comments

IMG_4822_JensIngvarsson copyPhotographed by Jens Ingvarsson.
Here at R29 Wellness, we aim for a healthy balance of "extreme moderation" — that means kicking back and kicking things up a notch. While skipping the occasional workout receives our stamp of approval, if it turns into a permanent hiatus, there are a few important things to keep in mind.

If your training classes have come to a full stop (probably thanks to a few crazy weeks at work, that cruel mistress), you might notice more of an overall change in your body. Research shows that after a two-month period of regular exercise, people lost about half of what they gained in strength after two months off. Luckily, studies also show that the longer you've been habitually active, and the more fit you are, the slower the decline.

Related: How To Make An Exercise Comeback

Or, maybe you didn't quit at all, but switched exercise styles, taking up yoga after your boot-camp class package ran out. It's not workout infidelity — but, your muscles will be engaged differently. So, if you're used to a lifting regimen, a few weeks off in exchange for some quality time on the mat might mean you have to do some back-tracking when you do return to the weights.

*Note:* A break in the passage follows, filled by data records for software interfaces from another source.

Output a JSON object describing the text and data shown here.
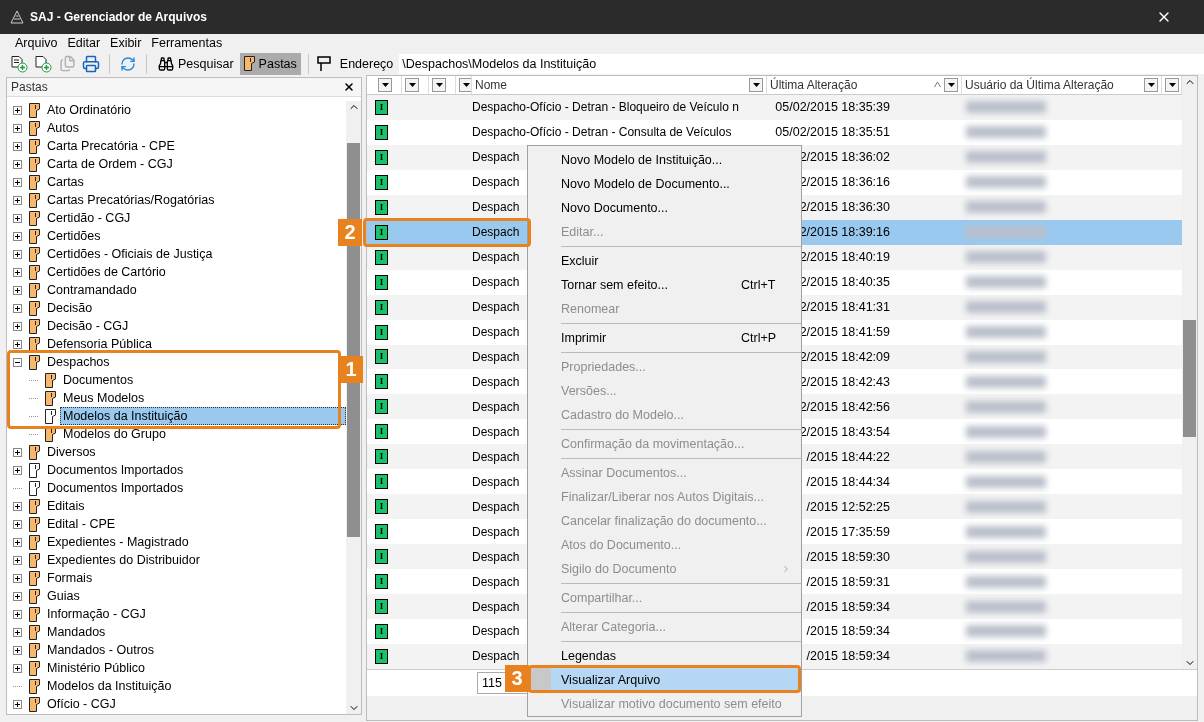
{
  "window": {
    "title": "SAJ - Gerenciador de Arquivos"
  },
  "menu_bar": [
    {
      "label": "Arquivo"
    },
    {
      "label": "Editar"
    },
    {
      "label": "Exibir"
    },
    {
      "label": "Ferramentas"
    }
  ],
  "toolbar": {
    "tools": [
      {
        "kind": "new-model",
        "disabled": false
      },
      {
        "kind": "new-document",
        "disabled": false
      },
      {
        "kind": "documents",
        "disabled": true
      },
      {
        "kind": "print",
        "disabled": false
      },
      {
        "kind": "refresh",
        "disabled": false
      }
    ],
    "buttons": [
      {
        "kind": "search",
        "label": "Pesquisar",
        "selected": false
      },
      {
        "kind": "folders",
        "label": "Pastas",
        "selected": true
      }
    ],
    "address": {
      "label": "Endereço",
      "value": "\\Despachos\\Modelos da Instituição"
    }
  },
  "folders_panel": {
    "title": "Pastas",
    "tree": [
      {
        "label": "Ato Ordinatório",
        "kind": "branch",
        "expanded": false,
        "selected": false,
        "color": "#f9b76b"
      },
      {
        "label": "Autos",
        "kind": "branch",
        "expanded": false,
        "selected": false,
        "color": "#f9b76b"
      },
      {
        "label": "Carta Precatória - CPE",
        "kind": "branch",
        "expanded": false,
        "selected": false,
        "color": "#f9b76b"
      },
      {
        "label": "Carta de Ordem - CGJ",
        "kind": "branch",
        "expanded": false,
        "selected": false,
        "color": "#f9b76b"
      },
      {
        "label": "Cartas",
        "kind": "branch",
        "expanded": false,
        "selected": false,
        "color": "#f9b76b"
      },
      {
        "label": "Cartas Precatórias/Rogatórias",
        "kind": "branch",
        "expanded": false,
        "selected": false,
        "color": "#f9b76b"
      },
      {
        "label": "Certidão - CGJ",
        "kind": "branch",
        "expanded": false,
        "selected": false,
        "color": "#f9b76b"
      },
      {
        "label": "Certidões",
        "kind": "branch",
        "expanded": false,
        "selected": false,
        "color": "#f9b76b"
      },
      {
        "label": "Certidões - Oficiais de Justiça",
        "kind": "branch",
        "expanded": false,
        "selected": false,
        "color": "#f9b76b"
      },
      {
        "label": "Certidões de Cartório",
        "kind": "branch",
        "expanded": false,
        "selected": false,
        "color": "#f9b76b"
      },
      {
        "label": "Contramandado",
        "kind": "branch",
        "expanded": false,
        "selected": false,
        "color": "#f9b76b"
      },
      {
        "label": "Decisão",
        "kind": "branch",
        "expanded": false,
        "selected": false,
        "color": "#f9b76b"
      },
      {
        "label": "Decisão - CGJ",
        "kind": "branch",
        "expanded": false,
        "selected": false,
        "color": "#f9b76b"
      },
      {
        "label": "Defensoria Pública",
        "kind": "branch",
        "expanded": false,
        "selected": false,
        "color": "#f9b76b"
      },
      {
        "label": "Despachos",
        "kind": "branch",
        "expanded": true,
        "selected": false,
        "color": "#f9b76b",
        "children": [
          {
            "label": "Documentos",
            "kind": "leaf",
            "selected": false,
            "color": "#f9b76b"
          },
          {
            "label": "Meus Modelos",
            "kind": "leaf",
            "selected": false,
            "color": "#f9b76b"
          },
          {
            "label": "Modelos da Instituição",
            "kind": "leaf",
            "selected": true,
            "color": "#ffffff"
          },
          {
            "label": "Modelos do Grupo",
            "kind": "leaf",
            "selected": false,
            "color": "#f9b76b"
          }
        ]
      },
      {
        "label": "Diversos",
        "kind": "branch",
        "expanded": false,
        "selected": false,
        "color": "#f9b76b"
      },
      {
        "label": "Documentos Importados",
        "kind": "branch",
        "expanded": false,
        "selected": false,
        "color": "#ffffff"
      },
      {
        "label": "Documentos Importados",
        "kind": "leaf",
        "selected": false,
        "color": "#ffffff"
      },
      {
        "label": "Editais",
        "kind": "branch",
        "expanded": false,
        "selected": false,
        "color": "#f9b76b"
      },
      {
        "label": "Edital - CPE",
        "kind": "branch",
        "expanded": false,
        "selected": false,
        "color": "#f9b76b"
      },
      {
        "label": "Expedientes - Magistrado",
        "kind": "branch",
        "expanded": false,
        "selected": false,
        "color": "#f9b76b"
      },
      {
        "label": "Expedientes do Distribuidor",
        "kind": "branch",
        "expanded": false,
        "selected": false,
        "color": "#f9b76b"
      },
      {
        "label": "Formais",
        "kind": "branch",
        "expanded": false,
        "selected": false,
        "color": "#f9b76b"
      },
      {
        "label": "Guias",
        "kind": "branch",
        "expanded": false,
        "selected": false,
        "color": "#f9b76b"
      },
      {
        "label": "Informação - CGJ",
        "kind": "branch",
        "expanded": false,
        "selected": false,
        "color": "#f9b76b"
      },
      {
        "label": "Mandados",
        "kind": "branch",
        "expanded": false,
        "selected": false,
        "color": "#f9b76b"
      },
      {
        "label": "Mandados - Outros",
        "kind": "branch",
        "expanded": false,
        "selected": false,
        "color": "#f9b76b"
      },
      {
        "label": "Ministério Público",
        "kind": "branch",
        "expanded": false,
        "selected": false,
        "color": "#f9b76b"
      },
      {
        "label": "Modelos da Instituição",
        "kind": "leaf",
        "selected": false,
        "color": "#f9b76b"
      },
      {
        "label": "Ofício - CGJ",
        "kind": "branch",
        "expanded": false,
        "selected": false,
        "color": "#f9b76b"
      }
    ]
  },
  "file_list": {
    "columns": [
      {
        "label": "Nome"
      },
      {
        "label": "Última Alteração",
        "sorted": true
      },
      {
        "label": "Usuário da Última Alteração"
      }
    ],
    "rows": [
      {
        "badge": "I",
        "name": "Despacho-Ofício - Detran - Bloqueiro de Veículo n",
        "modified": "05/02/2015 18:35:39",
        "selected": false
      },
      {
        "badge": "I",
        "name": "Despacho-Ofício - Detran - Consulta de Veículos",
        "modified": "05/02/2015 18:35:51",
        "selected": false
      },
      {
        "badge": "I",
        "name": "Despach",
        "modified": "2/2015 18:36:02",
        "selected": false
      },
      {
        "badge": "I",
        "name": "Despach",
        "modified": "2/2015 18:36:16",
        "selected": false
      },
      {
        "badge": "I",
        "name": "Despach",
        "modified": "2/2015 18:36:30",
        "selected": false
      },
      {
        "badge": "I",
        "name": "Despach",
        "modified": "2/2015 18:39:16",
        "selected": true
      },
      {
        "badge": "I",
        "name": "Despach",
        "modified": "2/2015 18:40:19",
        "selected": false
      },
      {
        "badge": "I",
        "name": "Despach",
        "modified": "2/2015 18:40:35",
        "selected": false
      },
      {
        "badge": "I",
        "name": "Despach",
        "modified": "2/2015 18:41:31",
        "selected": false
      },
      {
        "badge": "I",
        "name": "Despach",
        "modified": "2/2015 18:41:59",
        "selected": false
      },
      {
        "badge": "I",
        "name": "Despach",
        "modified": "2/2015 18:42:09",
        "selected": false
      },
      {
        "badge": "I",
        "name": "Despach",
        "modified": "2/2015 18:42:43",
        "selected": false
      },
      {
        "badge": "I",
        "name": "Despach",
        "modified": "2/2015 18:42:56",
        "selected": false
      },
      {
        "badge": "I",
        "name": "Despach",
        "modified": "2/2015 18:43:54",
        "selected": false
      },
      {
        "badge": "I",
        "name": "Despach",
        "modified": "/2015 18:44:22",
        "selected": false
      },
      {
        "badge": "I",
        "name": "Despach",
        "modified": "/2015 18:44:34",
        "selected": false
      },
      {
        "badge": "I",
        "name": "Despach",
        "modified": "/2015 12:52:25",
        "selected": false
      },
      {
        "badge": "I",
        "name": "Despach",
        "modified": "/2015 17:35:59",
        "selected": false
      },
      {
        "badge": "I",
        "name": "Despach",
        "modified": "/2015 18:59:30",
        "selected": false
      },
      {
        "badge": "I",
        "name": "Despach",
        "modified": "/2015 18:59:31",
        "selected": false
      },
      {
        "badge": "I",
        "name": "Despach",
        "modified": "/2015 18:59:34",
        "selected": false
      },
      {
        "badge": "I",
        "name": "Despach",
        "modified": "/2015 18:59:34",
        "selected": false
      },
      {
        "badge": "I",
        "name": "Despach",
        "modified": "/2015 18:59:34",
        "selected": false
      }
    ],
    "footer": {
      "value": "115"
    }
  },
  "context_menu": [
    {
      "kind": "item",
      "label": "Novo Modelo de Instituição...",
      "disabled": false,
      "selected": false
    },
    {
      "kind": "item",
      "label": "Novo Modelo de Documento...",
      "disabled": false,
      "selected": false
    },
    {
      "kind": "item",
      "label": "Novo Documento...",
      "disabled": false,
      "selected": false
    },
    {
      "kind": "item",
      "label": "Editar...",
      "disabled": true,
      "selected": false
    },
    {
      "kind": "separator"
    },
    {
      "kind": "item",
      "label": "Excluir",
      "disabled": false,
      "selected": false
    },
    {
      "kind": "item",
      "label": "Tornar sem efeito...",
      "shortcut": "Ctrl+T",
      "disabled": false,
      "selected": false
    },
    {
      "kind": "item",
      "label": "Renomear",
      "disabled": true,
      "selected": false
    },
    {
      "kind": "separator"
    },
    {
      "kind": "item",
      "label": "Imprimir",
      "shortcut": "Ctrl+P",
      "disabled": false,
      "selected": false
    },
    {
      "kind": "separator"
    },
    {
      "kind": "item",
      "label": "Propriedades...",
      "disabled": true,
      "selected": false
    },
    {
      "kind": "item",
      "label": "Versões...",
      "disabled": true,
      "selected": false
    },
    {
      "kind": "item",
      "label": "Cadastro do Modelo...",
      "disabled": true,
      "selected": false
    },
    {
      "kind": "separator"
    },
    {
      "kind": "item",
      "label": "Confirmação da movimentação...",
      "disabled": true,
      "selected": false
    },
    {
      "kind": "separator"
    },
    {
      "kind": "item",
      "label": "Assinar Documentos...",
      "disabled": true,
      "selected": false
    },
    {
      "kind": "item",
      "label": "Finalizar/Liberar nos Autos Digitais...",
      "disabled": true,
      "selected": false
    },
    {
      "kind": "item",
      "label": "Cancelar finalização do documento...",
      "disabled": true,
      "selected": false
    },
    {
      "kind": "item",
      "label": "Atos do Documento...",
      "disabled": true,
      "selected": false
    },
    {
      "kind": "item",
      "label": "Sigilo do Documento",
      "disabled": true,
      "selected": false,
      "submenu": true
    },
    {
      "kind": "separator"
    },
    {
      "kind": "item",
      "label": "Compartilhar...",
      "disabled": true,
      "selected": false
    },
    {
      "kind": "separator"
    },
    {
      "kind": "item",
      "label": "Alterar Categoria...",
      "disabled": true,
      "selected": false
    },
    {
      "kind": "separator"
    },
    {
      "kind": "item",
      "label": "Legendas",
      "disabled": false,
      "selected": false
    },
    {
      "kind": "item",
      "label": "Visualizar Arquivo",
      "disabled": false,
      "selected": true
    },
    {
      "kind": "item",
      "label": "Visualizar motivo documento sem efeito",
      "disabled": true,
      "selected": false
    }
  ],
  "callouts": [
    {
      "number": "1"
    },
    {
      "number": "2"
    },
    {
      "number": "3"
    }
  ]
}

The plus side: Now you've got another type of class to love.

Related: The "Get Back In Shape" Workout Plan

Click through for more details on what happens when you take a breather from your regular training routine — and how to get back in the fitness game safely. (Women's Health)

Related: Q&A: How Do I Stay In Shape While Injured?